Why did it resonate with me so much? Because the author applied the principle to the news. I have had an understanding that I shouldn’t trust what the news says for various reasons. But this? The way it was articulated? It was just very poignant to me, especially with recent affairs that are being reported not only by the mainstream media, but also what is known as “the alternate news media” found on video sites like Youtube, Bitchute, and many others. It impacts what is said and publicised by Jew-haters and people of other worldviews.

There are youtubers like Sargon of Akkad and Paul Joseph Watson, like “WE GOT A PROBLEM” and others and there are mainstream news broadcasters like the BBC. I’ll watch their content about things supposedly happening across the world, and what I end up asking myself nowadays is “how do they know what really happened?” Recently, news programmes and YouTube commentators reported that supposedly some guy in Iran was killed by the Americans. They gave his name as well as stating things that he is supposed to have done that warranted his killing. My question is how the news broadcasters know these things. What was their source? How reliable was their source? How did their source know what happened? Isn’t it just hearsay upon hearsay? When the YouTube commentators comment on it, how do they know what they’re talking about? Don’t they just get it from the news, which could be hearsay upon hearsay? So now it could be hearsay three times removed.

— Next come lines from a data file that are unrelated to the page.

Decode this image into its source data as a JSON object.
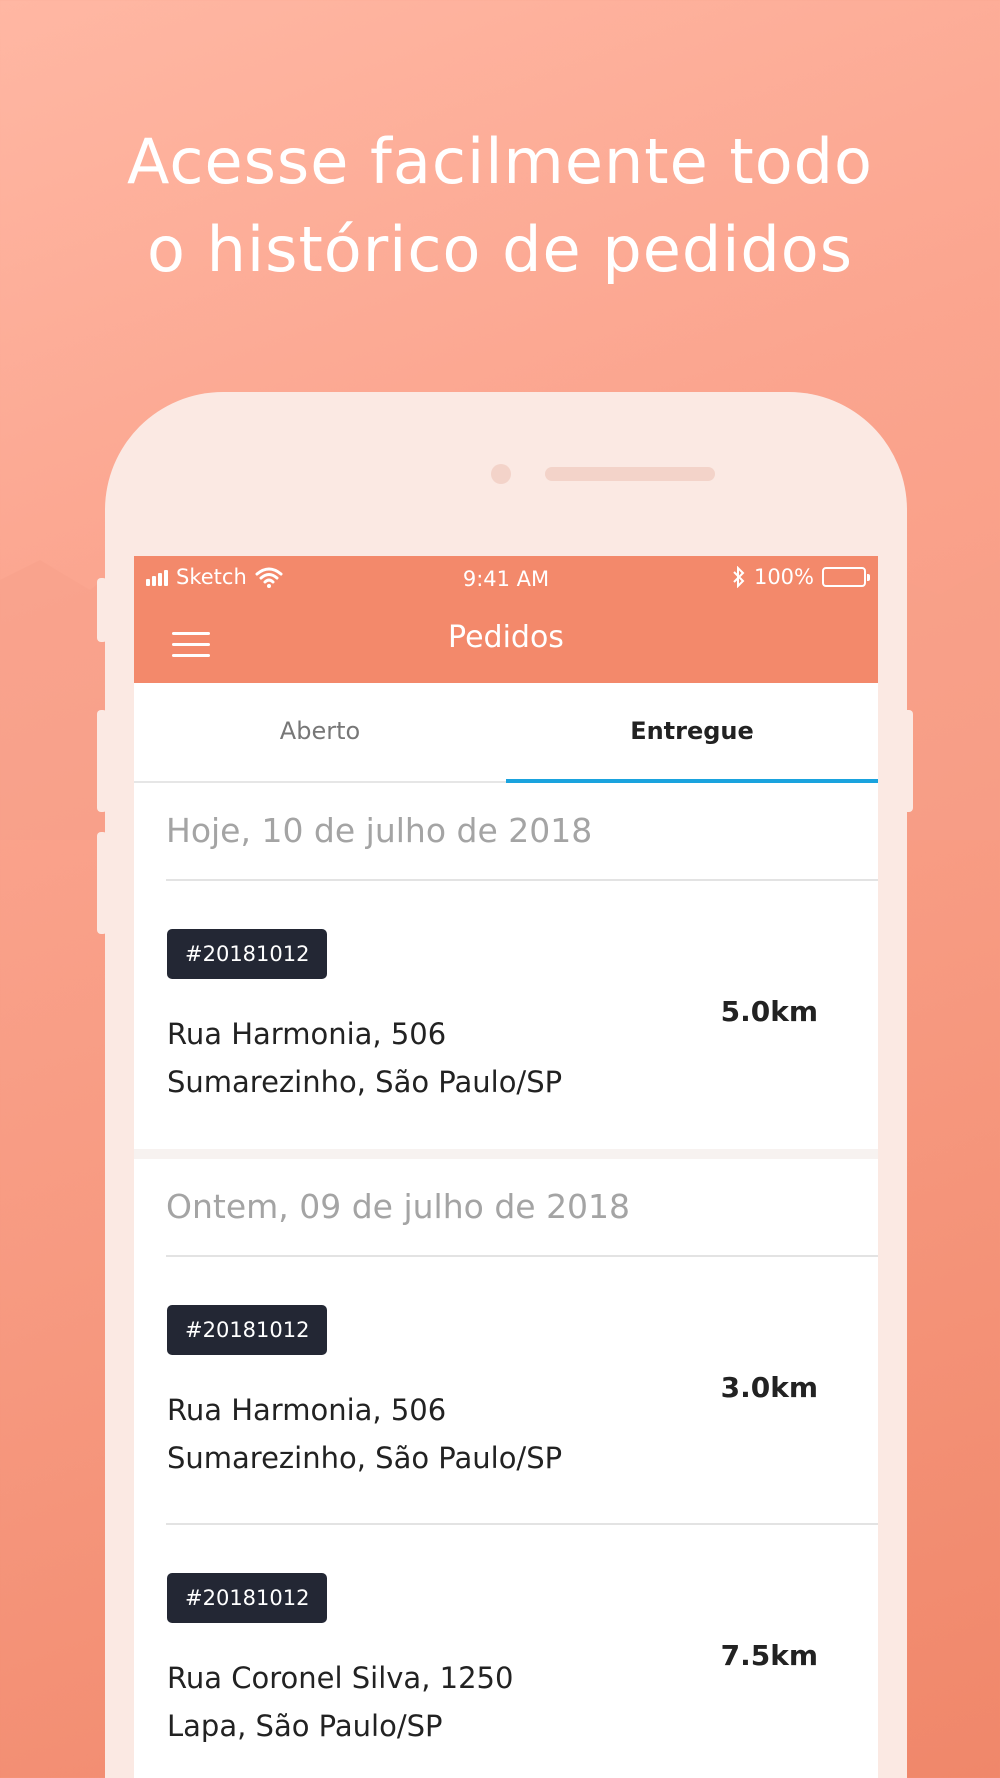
{
  "headline": {
    "line1": "Acesse facilmente todo",
    "line2": "o histórico de pedidos"
  },
  "status_bar": {
    "carrier": "Sketch",
    "time": "9:41 AM",
    "battery": "100%"
  },
  "app_bar": {
    "title": "Pedidos",
    "menu_icon": "hamburger-menu-icon"
  },
  "tabs": [
    {
      "label": "Aberto",
      "active": false
    },
    {
      "label": "Entregue",
      "active": true
    }
  ],
  "sections": [
    {
      "date": "Hoje, 10 de julho de 2018",
      "orders": [
        {
          "id": "#20181012",
          "street": "Rua Harmonia, 506",
          "district": "Sumarezinho, São Paulo/SP",
          "distance": "5.0km"
        }
      ]
    },
    {
      "date": "Ontem, 09 de julho de 2018",
      "orders": [
        {
          "id": "#20181012",
          "street": "Rua Harmonia, 506",
          "district": "Sumarezinho, São Paulo/SP",
          "distance": "3.0km"
        },
        {
          "id": "#20181012",
          "street": "Rua Coronel Silva, 1250",
          "district": "Lapa, São Paulo/SP",
          "distance": "7.5km"
        }
      ]
    }
  ],
  "colors": {
    "app_bar": "#f3896b",
    "tab_indicator": "#1aa3de",
    "badge": "#232734"
  }
}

Many on the internet believe that something called “America” is just doing the will of something called “Israel.” One such person called “Mark Collett” who seems to say a lot of sensible stuff, but also seems to have an issue with something called “Israel” made such a connection, that the only people who have something to gain from the destabilisation of the “Middle East” is that thing called “Israel.” Many times they are vague in their language. What exactly do they mean by “America” and “Israel?” Do they mean the population? A representative number of the population? The government? A part of the government? The military? And me, as the viewer, do I have the time to verify all their stories? No! But can I trust them? Of course not. Any one of them, from the BBC to Mark Collett, I can see agenda in their words but I have no way of validating their stories.

Now don’t get me wrong? I’m not saying the principle of hearsay applies universally. The world is not a court of law. A lot of trust is needed to operate in this world, to have history and tradition. In many ways, it’s inescapable. But at least applying it to the news helps me realise how small my personal world really is and how all sorts of media is used to control my perspective and opinion of the world beyond me, to control my mind.

Look, how much do I really know about the world, about the universe I live in? And how much do I have to accept just out of faith in a report? A news story? An article?

I have to admit that I don’tknow much at all.